-------- Source records

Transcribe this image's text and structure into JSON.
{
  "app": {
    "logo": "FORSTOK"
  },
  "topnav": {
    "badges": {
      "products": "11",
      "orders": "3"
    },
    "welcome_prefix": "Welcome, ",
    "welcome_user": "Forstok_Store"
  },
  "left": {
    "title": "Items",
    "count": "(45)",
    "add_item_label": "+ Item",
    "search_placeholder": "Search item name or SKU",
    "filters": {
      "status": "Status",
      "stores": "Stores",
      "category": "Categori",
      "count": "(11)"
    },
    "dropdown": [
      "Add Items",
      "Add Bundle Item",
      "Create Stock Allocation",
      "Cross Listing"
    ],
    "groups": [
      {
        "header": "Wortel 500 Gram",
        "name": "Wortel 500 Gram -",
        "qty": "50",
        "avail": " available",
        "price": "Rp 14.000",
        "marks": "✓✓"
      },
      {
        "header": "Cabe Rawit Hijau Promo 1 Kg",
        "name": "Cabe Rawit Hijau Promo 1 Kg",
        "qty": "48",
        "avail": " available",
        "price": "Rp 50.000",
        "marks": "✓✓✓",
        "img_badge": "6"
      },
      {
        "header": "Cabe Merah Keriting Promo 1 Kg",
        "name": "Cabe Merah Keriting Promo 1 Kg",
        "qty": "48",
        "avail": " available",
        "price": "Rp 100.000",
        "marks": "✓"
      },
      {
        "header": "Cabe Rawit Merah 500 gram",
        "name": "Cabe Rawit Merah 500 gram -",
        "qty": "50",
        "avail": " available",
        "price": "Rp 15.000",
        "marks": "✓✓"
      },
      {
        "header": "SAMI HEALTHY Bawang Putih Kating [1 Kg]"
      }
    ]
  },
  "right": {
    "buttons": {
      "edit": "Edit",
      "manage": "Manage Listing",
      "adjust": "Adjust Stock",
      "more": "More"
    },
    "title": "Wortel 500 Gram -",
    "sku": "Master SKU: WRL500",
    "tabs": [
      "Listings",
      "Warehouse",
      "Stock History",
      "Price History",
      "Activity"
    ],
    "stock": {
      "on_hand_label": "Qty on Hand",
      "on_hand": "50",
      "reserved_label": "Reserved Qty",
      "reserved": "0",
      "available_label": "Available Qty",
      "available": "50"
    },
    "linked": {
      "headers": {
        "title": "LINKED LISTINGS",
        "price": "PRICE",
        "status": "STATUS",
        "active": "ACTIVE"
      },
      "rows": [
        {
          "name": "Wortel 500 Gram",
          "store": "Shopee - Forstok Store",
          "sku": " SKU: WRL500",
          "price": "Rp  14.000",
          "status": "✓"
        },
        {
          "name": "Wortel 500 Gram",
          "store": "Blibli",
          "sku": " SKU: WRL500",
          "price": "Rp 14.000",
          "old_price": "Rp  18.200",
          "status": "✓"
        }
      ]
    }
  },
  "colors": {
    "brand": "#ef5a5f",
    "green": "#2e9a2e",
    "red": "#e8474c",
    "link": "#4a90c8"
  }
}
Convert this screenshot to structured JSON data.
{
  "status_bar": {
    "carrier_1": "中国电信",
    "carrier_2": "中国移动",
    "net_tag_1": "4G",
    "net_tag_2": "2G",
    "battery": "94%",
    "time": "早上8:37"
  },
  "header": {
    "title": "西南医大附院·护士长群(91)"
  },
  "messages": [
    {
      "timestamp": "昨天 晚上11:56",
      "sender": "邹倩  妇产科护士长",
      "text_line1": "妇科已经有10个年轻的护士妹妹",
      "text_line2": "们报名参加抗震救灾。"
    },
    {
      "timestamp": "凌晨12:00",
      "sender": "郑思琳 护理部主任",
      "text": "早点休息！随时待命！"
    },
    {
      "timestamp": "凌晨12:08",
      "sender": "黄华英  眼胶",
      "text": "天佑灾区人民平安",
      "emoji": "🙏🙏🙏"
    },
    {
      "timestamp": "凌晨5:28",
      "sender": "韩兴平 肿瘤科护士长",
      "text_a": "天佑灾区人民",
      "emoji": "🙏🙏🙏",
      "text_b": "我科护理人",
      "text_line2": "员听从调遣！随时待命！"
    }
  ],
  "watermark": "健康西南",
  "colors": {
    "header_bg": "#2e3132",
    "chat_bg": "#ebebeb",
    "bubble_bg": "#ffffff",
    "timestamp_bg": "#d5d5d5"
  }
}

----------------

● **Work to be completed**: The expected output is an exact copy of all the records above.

● **Problem solution**:
Transcribe this image's text and structure into JSON.
{
  "app": {
    "logo": "FORSTOK"
  },
  "topnav": {
    "badges": {
      "products": "11",
      "orders": "3"
    },
    "welcome_prefix": "Welcome, ",
    "welcome_user": "Forstok_Store"
  },
  "left": {
    "title": "Items",
    "count": "(45)",
    "add_item_label": "+ Item",
    "search_placeholder": "Search item name or SKU",
    "filters": {
      "status": "Status",
      "stores": "Stores",
      "category": "Categori",
      "count": "(11)"
    },
    "dropdown": [
      "Add Items",
      "Add Bundle Item",
      "Create Stock Allocation",
      "Cross Listing"
    ],
    "groups": [
      {
        "header": "Wortel 500 Gram",
        "name": "Wortel 500 Gram -",
        "qty": "50",
        "avail": " available",
        "price": "Rp 14.000",
        "marks": "✓✓"
      },
      {
        "header": "Cabe Rawit Hijau Promo 1 Kg",
        "name": "Cabe Rawit Hijau Promo 1 Kg",
        "qty": "48",
        "avail": " available",
        "price": "Rp 50.000",
        "marks": "✓✓✓",
        "img_badge": "6"
      },
      {
        "header": "Cabe Merah Keriting Promo 1 Kg",
        "name": "Cabe Merah Keriting Promo 1 Kg",
        "qty": "48",
        "avail": " available",
        "price": "Rp 100.000",
        "marks": "✓"
      },
      {
        "header": "Cabe Rawit Merah 500 gram",
        "name": "Cabe Rawit Merah 500 gram -",
        "qty": "50",
        "avail": " available",
        "price": "Rp 15.000",
        "marks": "✓✓"
      },
      {
        "header": "SAMI HEALTHY Bawang Putih Kating [1 Kg]"
      }
    ]
  },
  "right": {
    "buttons": {
      "edit": "Edit",
      "manage": "Manage Listing",
      "adjust": "Adjust Stock",
      "more": "More"
    },
    "title": "Wortel 500 Gram -",
    "sku": "Master SKU: WRL500",
    "tabs": [
      "Listings",
      "Warehouse",
      "Stock History",
      "Price History",
      "Activity"
    ],
    "stock": {
      "on_hand_label": "Qty on Hand",
      "on_hand": "50",
      "reserved_label": "Reserved Qty",
      "reserved": "0",
      "available_label": "Available Qty",
      "available": "50"
    },
    "linked": {
      "headers": {
        "title": "LINKED LISTINGS",
        "price": "PRICE",
        "status": "STATUS",
        "active": "ACTIVE"
      },
      "rows": [
        {
          "name": "Wortel 500 Gram",
          "store": "Shopee - Forstok Store",
          "sku": " SKU: WRL500",
          "price": "Rp  14.000",
          "status": "✓"
        },
        {
          "name": "Wortel 500 Gram",
          "store": "Blibli",
          "sku": " SKU: WRL500",
          "price": "Rp 14.000",
          "old_price": "Rp  18.200",
          "status": "✓"
        }
      ]
    }
  },
  "colors": {
    "brand": "#ef5a5f",
    "green": "#2e9a2e",
    "red": "#e8474c",
    "link": "#4a90c8"
  }
}
Convert this screenshot to structured JSON data.
{
  "status_bar": {
    "carrier_1": "中国电信",
    "carrier_2": "中国移动",
    "net_tag_1": "4G",
    "net_tag_2": "2G",
    "battery": "94%",
    "time": "早上8:37"
  },
  "header": {
    "title": "西南医大附院·护士长群(91)"
  },
  "messages": [
    {
      "timestamp": "昨天 晚上11:56",
      "sender": "邹倩  妇产科护士长",
      "text_line1": "妇科已经有10个年轻的护士妹妹",
      "text_line2": "们报名参加抗震救灾。"
    },
    {
      "timestamp": "凌晨12:00",
      "sender": "郑思琳 护理部主任",
      "text": "早点休息！随时待命！"
    },
    {
      "timestamp": "凌晨12:08",
      "sender": "黄华英  眼胶",
      "text": "天佑灾区人民平安",
      "emoji": "🙏🙏🙏"
    },
    {
      "timestamp": "凌晨5:28",
      "sender": "韩兴平 肿瘤科护士长",
      "text_a": "天佑灾区人民",
      "emoji": "🙏🙏🙏",
      "text_b": "我科护理人",
      "text_line2": "员听从调遣！随时待命！"
    }
  ],
  "watermark": "健康西南",
  "colors": {
    "header_bg": "#2e3132",
    "chat_bg": "#ebebeb",
    "bubble_bg": "#ffffff",
    "timestamp_bg": "#d5d5d5"
  }
}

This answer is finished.